Assignment => Repeat every entry exactly as given.

Data provided =>
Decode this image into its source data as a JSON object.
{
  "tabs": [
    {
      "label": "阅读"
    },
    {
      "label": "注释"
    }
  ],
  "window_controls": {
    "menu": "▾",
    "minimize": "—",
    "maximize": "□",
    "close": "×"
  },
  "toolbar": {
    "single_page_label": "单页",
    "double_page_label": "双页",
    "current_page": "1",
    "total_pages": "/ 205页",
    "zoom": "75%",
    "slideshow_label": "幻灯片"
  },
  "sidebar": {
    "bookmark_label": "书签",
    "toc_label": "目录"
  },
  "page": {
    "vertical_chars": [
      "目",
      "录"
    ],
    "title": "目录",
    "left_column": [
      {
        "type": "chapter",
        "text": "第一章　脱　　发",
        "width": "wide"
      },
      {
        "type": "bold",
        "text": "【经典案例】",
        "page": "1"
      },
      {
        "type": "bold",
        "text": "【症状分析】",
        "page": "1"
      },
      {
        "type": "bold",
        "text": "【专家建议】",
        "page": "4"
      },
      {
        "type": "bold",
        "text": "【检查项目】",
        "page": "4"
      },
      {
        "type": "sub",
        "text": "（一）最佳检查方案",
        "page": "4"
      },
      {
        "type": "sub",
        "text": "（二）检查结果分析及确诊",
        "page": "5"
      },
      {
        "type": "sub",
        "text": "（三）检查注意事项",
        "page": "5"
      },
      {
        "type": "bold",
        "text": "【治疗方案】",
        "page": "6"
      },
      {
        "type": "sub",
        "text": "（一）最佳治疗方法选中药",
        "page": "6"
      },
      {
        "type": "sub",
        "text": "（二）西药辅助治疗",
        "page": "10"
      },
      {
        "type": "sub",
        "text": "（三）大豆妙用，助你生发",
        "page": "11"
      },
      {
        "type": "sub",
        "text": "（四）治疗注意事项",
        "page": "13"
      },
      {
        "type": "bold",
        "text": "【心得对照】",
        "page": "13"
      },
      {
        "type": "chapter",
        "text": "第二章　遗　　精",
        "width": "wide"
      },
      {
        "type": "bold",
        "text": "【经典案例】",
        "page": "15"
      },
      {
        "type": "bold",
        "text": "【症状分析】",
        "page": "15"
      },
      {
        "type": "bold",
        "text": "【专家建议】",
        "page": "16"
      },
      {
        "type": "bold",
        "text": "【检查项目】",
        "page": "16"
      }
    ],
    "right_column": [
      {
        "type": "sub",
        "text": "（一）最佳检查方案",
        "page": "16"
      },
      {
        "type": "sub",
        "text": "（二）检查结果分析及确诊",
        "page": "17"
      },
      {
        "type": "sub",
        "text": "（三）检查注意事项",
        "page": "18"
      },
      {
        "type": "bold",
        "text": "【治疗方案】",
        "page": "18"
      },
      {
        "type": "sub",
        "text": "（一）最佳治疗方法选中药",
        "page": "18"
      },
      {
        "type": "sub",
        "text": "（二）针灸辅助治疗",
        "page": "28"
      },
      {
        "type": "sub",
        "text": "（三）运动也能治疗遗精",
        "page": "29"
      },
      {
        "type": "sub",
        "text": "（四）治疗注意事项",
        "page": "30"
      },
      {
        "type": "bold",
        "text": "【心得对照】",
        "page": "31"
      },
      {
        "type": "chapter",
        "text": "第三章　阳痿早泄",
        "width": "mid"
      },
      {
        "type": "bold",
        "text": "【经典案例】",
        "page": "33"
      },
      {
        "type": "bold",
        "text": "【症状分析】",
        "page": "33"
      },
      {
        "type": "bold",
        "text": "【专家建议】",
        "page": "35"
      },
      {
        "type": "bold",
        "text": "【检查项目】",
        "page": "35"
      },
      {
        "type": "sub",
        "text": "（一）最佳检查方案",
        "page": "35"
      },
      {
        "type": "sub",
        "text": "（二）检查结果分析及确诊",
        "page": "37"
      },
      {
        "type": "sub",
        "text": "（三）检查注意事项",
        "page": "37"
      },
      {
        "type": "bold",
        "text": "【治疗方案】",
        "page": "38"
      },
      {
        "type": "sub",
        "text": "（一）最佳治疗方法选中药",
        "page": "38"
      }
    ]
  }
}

Task response =>
Decode this image into its source data as a JSON object.
{
  "tabs": [
    {
      "label": "阅读"
    },
    {
      "label": "注释"
    }
  ],
  "window_controls": {
    "menu": "▾",
    "minimize": "—",
    "maximize": "□",
    "close": "×"
  },
  "toolbar": {
    "single_page_label": "单页",
    "double_page_label": "双页",
    "current_page": "1",
    "total_pages": "/ 205页",
    "zoom": "75%",
    "slideshow_label": "幻灯片"
  },
  "sidebar": {
    "bookmark_label": "书签",
    "toc_label": "目录"
  },
  "page": {
    "vertical_chars": [
      "目",
      "录"
    ],
    "title": "目录",
    "left_column": [
      {
        "type": "chapter",
        "text": "第一章　脱　　发",
        "width": "wide"
      },
      {
        "type": "bold",
        "text": "【经典案例】",
        "page": "1"
      },
      {
        "type": "bold",
        "text": "【症状分析】",
        "page": "1"
      },
      {
        "type": "bold",
        "text": "【专家建议】",
        "page": "4"
      },
      {
        "type": "bold",
        "text": "【检查项目】",
        "page": "4"
      },
      {
        "type": "sub",
        "text": "（一）最佳检查方案",
        "page": "4"
      },
      {
        "type": "sub",
        "text": "（二）检查结果分析及确诊",
        "page": "5"
      },
      {
        "type": "sub",
        "text": "（三）检查注意事项",
        "page": "5"
      },
      {
        "type": "bold",
        "text": "【治疗方案】",
        "page": "6"
      },
      {
        "type": "sub",
        "text": "（一）最佳治疗方法选中药",
        "page": "6"
      },
      {
        "type": "sub",
        "text": "（二）西药辅助治疗",
        "page": "10"
      },
      {
        "type": "sub",
        "text": "（三）大豆妙用，助你生发",
        "page": "11"
      },
      {
        "type": "sub",
        "text": "（四）治疗注意事项",
        "page": "13"
      },
      {
        "type": "bold",
        "text": "【心得对照】",
        "page": "13"
      },
      {
        "type": "chapter",
        "text": "第二章　遗　　精",
        "width": "wide"
      },
      {
        "type": "bold",
        "text": "【经典案例】",
        "page": "15"
      },
      {
        "type": "bold",
        "text": "【症状分析】",
        "page": "15"
      },
      {
        "type": "bold",
        "text": "【专家建议】",
        "page": "16"
      },
      {
        "type": "bold",
        "text": "【检查项目】",
        "page": "16"
      }
    ],
    "right_column": [
      {
        "type": "sub",
        "text": "（一）最佳检查方案",
        "page": "16"
      },
      {
        "type": "sub",
        "text": "（二）检查结果分析及确诊",
        "page": "17"
      },
      {
        "type": "sub",
        "text": "（三）检查注意事项",
        "page": "18"
      },
      {
        "type": "bold",
        "text": "【治疗方案】",
        "page": "18"
      },
      {
        "type": "sub",
        "text": "（一）最佳治疗方法选中药",
        "page": "18"
      },
      {
        "type": "sub",
        "text": "（二）针灸辅助治疗",
        "page": "28"
      },
      {
        "type": "sub",
        "text": "（三）运动也能治疗遗精",
        "page": "29"
      },
      {
        "type": "sub",
        "text": "（四）治疗注意事项",
        "page": "30"
      },
      {
        "type": "bold",
        "text": "【心得对照】",
        "page": "31"
      },
      {
        "type": "chapter",
        "text": "第三章　阳痿早泄",
        "width": "mid"
      },
      {
        "type": "bold",
        "text": "【经典案例】",
        "page": "33"
      },
      {
        "type": "bold",
        "text": "【症状分析】",
        "page": "33"
      },
      {
        "type": "bold",
        "text": "【专家建议】",
        "page": "35"
      },
      {
        "type": "bold",
        "text": "【检查项目】",
        "page": "35"
      },
      {
        "type": "sub",
        "text": "（一）最佳检查方案",
        "page": "35"
      },
      {
        "type": "sub",
        "text": "（二）检查结果分析及确诊",
        "page": "37"
      },
      {
        "type": "sub",
        "text": "（三）检查注意事项",
        "page": "37"
      },
      {
        "type": "bold",
        "text": "【治疗方案】",
        "page": "38"
      },
      {
        "type": "sub",
        "text": "（一）最佳治疗方法选中药",
        "page": "38"
      }
    ]
  }
}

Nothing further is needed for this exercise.